[Entries taken from a collection]
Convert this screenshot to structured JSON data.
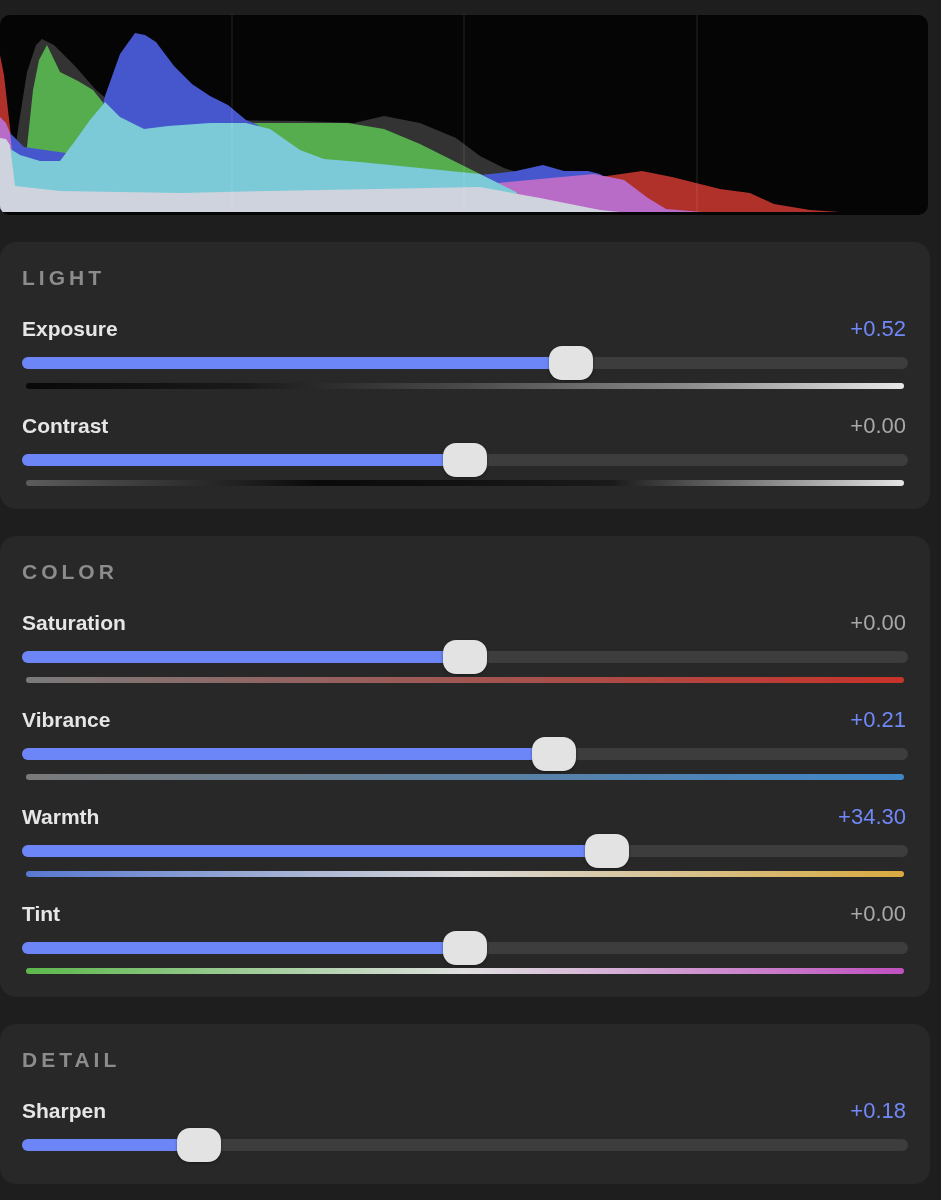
{
  "sections": [
    {
      "title": "LIGHT",
      "sliders": [
        {
          "label": "Exposure",
          "value": "+0.52",
          "modified": true,
          "level": 0.62,
          "kind": "luminance"
        },
        {
          "label": "Contrast",
          "value": "+0.00",
          "modified": false,
          "level": 0.5,
          "kind": "contrast"
        }
      ]
    },
    {
      "title": "COLOR",
      "sliders": [
        {
          "label": "Saturation",
          "value": "+0.00",
          "modified": false,
          "level": 0.5,
          "kind": "saturation"
        },
        {
          "label": "Vibrance",
          "value": "+0.21",
          "modified": true,
          "level": 0.6,
          "kind": "vibrance"
        },
        {
          "label": "Warmth",
          "value": "+34.30",
          "modified": true,
          "level": 0.66,
          "kind": "temperature"
        },
        {
          "label": "Tint",
          "value": "+0.00",
          "modified": false,
          "level": 0.5,
          "kind": "tint"
        }
      ]
    },
    {
      "title": "DETAIL",
      "sliders": [
        {
          "label": "Sharpen",
          "value": "+0.18",
          "modified": true,
          "level": 0.2,
          "kind": "plain"
        }
      ]
    }
  ]
}
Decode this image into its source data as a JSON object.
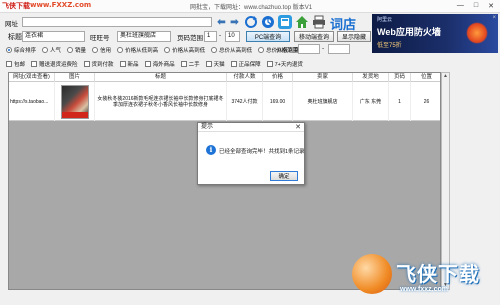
{
  "window": {
    "title": "网批宝，下载网址：www.chazhuo.top 版本V1",
    "minimize": "—",
    "maximize": "□",
    "close": "✕"
  },
  "watermark": {
    "brand": "飞侠下载",
    "url": "www.FXXZ.com"
  },
  "url_bar": {
    "label": "网址",
    "value": ""
  },
  "toolbar": {
    "back_icon": "arrow-left-icon",
    "forward_icon": "arrow-right-icon",
    "refresh_icon": "refresh-icon",
    "query_icon": "query-icon",
    "home_icon": "home-icon",
    "print_icon": "print-icon",
    "word_label": "词店"
  },
  "search": {
    "title_label": "标题",
    "title_value": "连衣裙",
    "wangwang_label": "旺旺号",
    "wangwang_value": "奥杜班旗舰店",
    "page_label": "页码范围",
    "page_from": "1",
    "page_sep": "-",
    "page_to": "10",
    "pc_button": "PC端查询",
    "mobile_button": "移动端查询",
    "toggle_button": "显示隐藏"
  },
  "sort_options": [
    {
      "label": "综合排序",
      "selected": true
    },
    {
      "label": "人气",
      "selected": false
    },
    {
      "label": "销量",
      "selected": false
    },
    {
      "label": "信用",
      "selected": false
    },
    {
      "label": "价格从低到高",
      "selected": false
    },
    {
      "label": "价格从高到低",
      "selected": false
    },
    {
      "label": "总价从高到低",
      "selected": false
    },
    {
      "label": "总价从低到高",
      "selected": false
    }
  ],
  "price_range": {
    "label": "价格范围",
    "from": "",
    "sep": "-",
    "to": ""
  },
  "filter_options": [
    "包邮",
    "赠送退货运费险",
    "货到付款",
    "新品",
    "海外商品",
    "二手",
    "天猫",
    "正品保障",
    "7+天内退货"
  ],
  "table": {
    "columns": [
      "网址(双击查看)",
      "图片",
      "标题",
      "付款人数",
      "价格",
      "卖家",
      "发货地",
      "页码",
      "位置"
    ],
    "rows": [
      {
        "url": "https://s.taobao...",
        "title": "女装秋冬装2016新款毛呢连衣裙长袖中长款修身打底裙冬季加厚连衣裙子秋冬小香风长袖中长款修身",
        "buyers": "3742人付款",
        "price": "169.00",
        "seller": "奥杜班旗舰店",
        "location": "广东 东莞",
        "page": "1",
        "position": "26"
      }
    ]
  },
  "dialog": {
    "title": "提示",
    "close": "✕",
    "icon": "info-icon",
    "message": "已经全部查询完毕！共找到1条记录",
    "ok": "确定"
  },
  "ad": {
    "brand": "阿里云",
    "title": "Web应用防火墙",
    "price": "低至75折",
    "close": "×"
  },
  "logo": {
    "text": "飞侠下载",
    "url": "www.fxxz.com"
  },
  "colors": {
    "accent_blue": "#1e73d6",
    "grid_gray": "#a8a8a8",
    "watermark_red": "#d1211a"
  }
}
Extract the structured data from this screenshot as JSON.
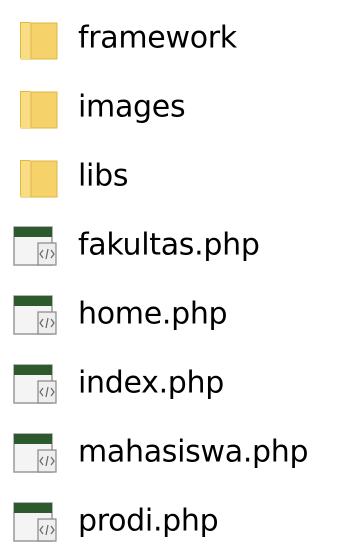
{
  "items": [
    {
      "name": "framework",
      "icon": "folder-icon"
    },
    {
      "name": "images",
      "icon": "folder-icon"
    },
    {
      "name": "libs",
      "icon": "folder-icon"
    },
    {
      "name": "fakultas.php",
      "icon": "php-file-icon"
    },
    {
      "name": "home.php",
      "icon": "php-file-icon"
    },
    {
      "name": "index.php",
      "icon": "php-file-icon"
    },
    {
      "name": "mahasiswa.php",
      "icon": "php-file-icon"
    },
    {
      "name": "prodi.php",
      "icon": "php-file-icon"
    }
  ],
  "colors": {
    "folder_fill": "#f6d26b",
    "folder_edge": "#e2b73f",
    "file_band": "#2d5a2d"
  }
}
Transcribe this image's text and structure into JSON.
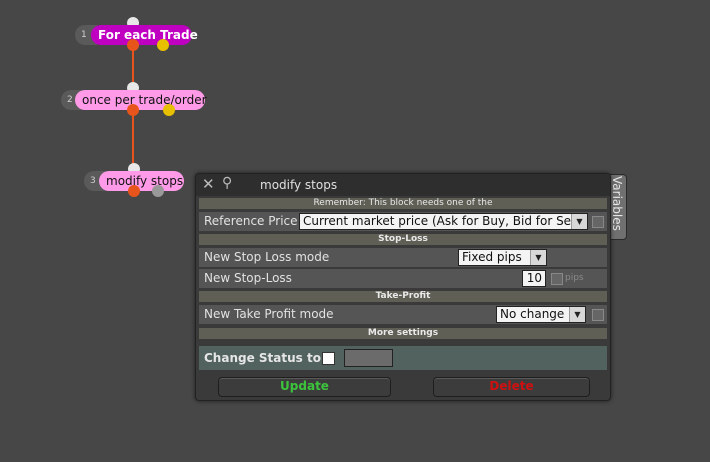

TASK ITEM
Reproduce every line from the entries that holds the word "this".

TASK OUTPUT
Convert this screenshot to structured JSON data.
Decode this image into its source data as a JSON object.
Extract the structured data from this screenshot as JSON.
Transcribe this image's text and structure into JSON.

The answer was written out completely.